** Data for processing follows **
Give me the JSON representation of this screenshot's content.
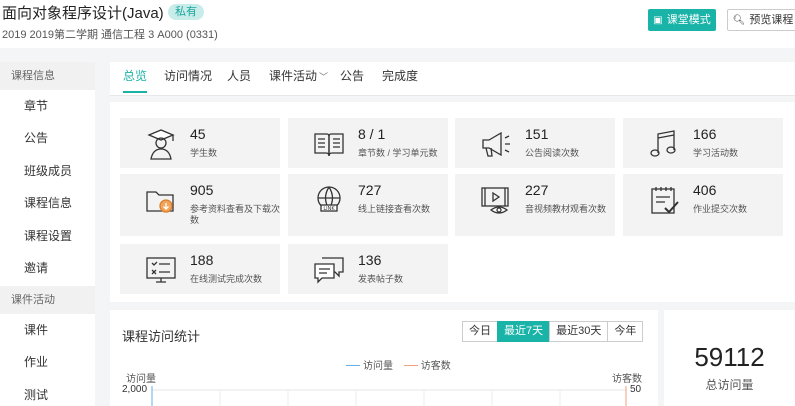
{
  "header": {
    "title": "面向对象程序设计(Java)",
    "badge": "私有",
    "subtitle": "2019 2019第二学期 通信工程 3 A000 (0331)",
    "class_mode_label": "课堂模式",
    "preview_label": "预览课程"
  },
  "sidebar": {
    "group_course_info": "课程信息",
    "items": [
      "章节",
      "公告",
      "班级成员",
      "课程信息",
      "课程设置",
      "邀请"
    ],
    "group_activities": "课件活动",
    "activity_items": [
      "课件",
      "作业",
      "测试"
    ]
  },
  "tabs": [
    "总览",
    "访问情况",
    "人员",
    "课件活动",
    "公告",
    "完成度"
  ],
  "stats": [
    {
      "value": "45",
      "label": "学生数",
      "icon": "graduate-icon"
    },
    {
      "value": "8 / 1",
      "label": "章节数 / 学习单元数",
      "icon": "book-icon"
    },
    {
      "value": "151",
      "label": "公告阅读次数",
      "icon": "megaphone-icon"
    },
    {
      "value": "166",
      "label": "学习活动数",
      "icon": "music-note-icon"
    },
    {
      "value": "905",
      "label": "参考资料查看及下载次数",
      "icon": "folder-download-icon"
    },
    {
      "value": "727",
      "label": "线上链接查看次数",
      "icon": "globe-link-icon"
    },
    {
      "value": "227",
      "label": "音视频教材观看次数",
      "icon": "video-eye-icon"
    },
    {
      "value": "406",
      "label": "作业提交次数",
      "icon": "clipboard-check-icon"
    },
    {
      "value": "188",
      "label": "在线测试完成次数",
      "icon": "screen-test-icon"
    },
    {
      "value": "136",
      "label": "发表帖子数",
      "icon": "chat-icon"
    }
  ],
  "chart": {
    "title": "课程访问统计",
    "ranges": [
      "今日",
      "最近7天",
      "最近30天",
      "今年"
    ],
    "active_range": "最近7天",
    "legend_visits": "访问量",
    "legend_visitors": "访客数",
    "y_left_label": "访问量",
    "y_right_label": "访客数",
    "y_left_top": "2,000",
    "y_right_top": "50",
    "visits_color": "#6ab0e8",
    "visitors_color": "#f2a07b"
  },
  "total": {
    "value": "59112",
    "label": "总访问量"
  },
  "colors": {
    "accent": "#1ab3a8"
  }
}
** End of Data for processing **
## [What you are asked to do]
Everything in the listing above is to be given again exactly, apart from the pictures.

## [Solved exercise]
Give me the JSON representation of this screenshot's content.
{
  "header": {
    "title": "面向对象程序设计(Java)",
    "badge": "私有",
    "subtitle": "2019 2019第二学期 通信工程 3 A000 (0331)",
    "class_mode_label": "课堂模式",
    "preview_label": "预览课程"
  },
  "sidebar": {
    "group_course_info": "课程信息",
    "items": [
      "章节",
      "公告",
      "班级成员",
      "课程信息",
      "课程设置",
      "邀请"
    ],
    "group_activities": "课件活动",
    "activity_items": [
      "课件",
      "作业",
      "测试"
    ]
  },
  "tabs": [
    "总览",
    "访问情况",
    "人员",
    "课件活动",
    "公告",
    "完成度"
  ],
  "stats": [
    {
      "value": "45",
      "label": "学生数",
      "icon": "graduate-icon"
    },
    {
      "value": "8 / 1",
      "label": "章节数 / 学习单元数",
      "icon": "book-icon"
    },
    {
      "value": "151",
      "label": "公告阅读次数",
      "icon": "megaphone-icon"
    },
    {
      "value": "166",
      "label": "学习活动数",
      "icon": "music-note-icon"
    },
    {
      "value": "905",
      "label": "参考资料查看及下载次数",
      "icon": "folder-download-icon"
    },
    {
      "value": "727",
      "label": "线上链接查看次数",
      "icon": "globe-link-icon"
    },
    {
      "value": "227",
      "label": "音视频教材观看次数",
      "icon": "video-eye-icon"
    },
    {
      "value": "406",
      "label": "作业提交次数",
      "icon": "clipboard-check-icon"
    },
    {
      "value": "188",
      "label": "在线测试完成次数",
      "icon": "screen-test-icon"
    },
    {
      "value": "136",
      "label": "发表帖子数",
      "icon": "chat-icon"
    }
  ],
  "chart": {
    "title": "课程访问统计",
    "ranges": [
      "今日",
      "最近7天",
      "最近30天",
      "今年"
    ],
    "active_range": "最近7天",
    "legend_visits": "访问量",
    "legend_visitors": "访客数",
    "y_left_label": "访问量",
    "y_right_label": "访客数",
    "y_left_top": "2,000",
    "y_right_top": "50",
    "visits_color": "#6ab0e8",
    "visitors_color": "#f2a07b"
  },
  "total": {
    "value": "59112",
    "label": "总访问量"
  },
  "colors": {
    "accent": "#1ab3a8"
  }
}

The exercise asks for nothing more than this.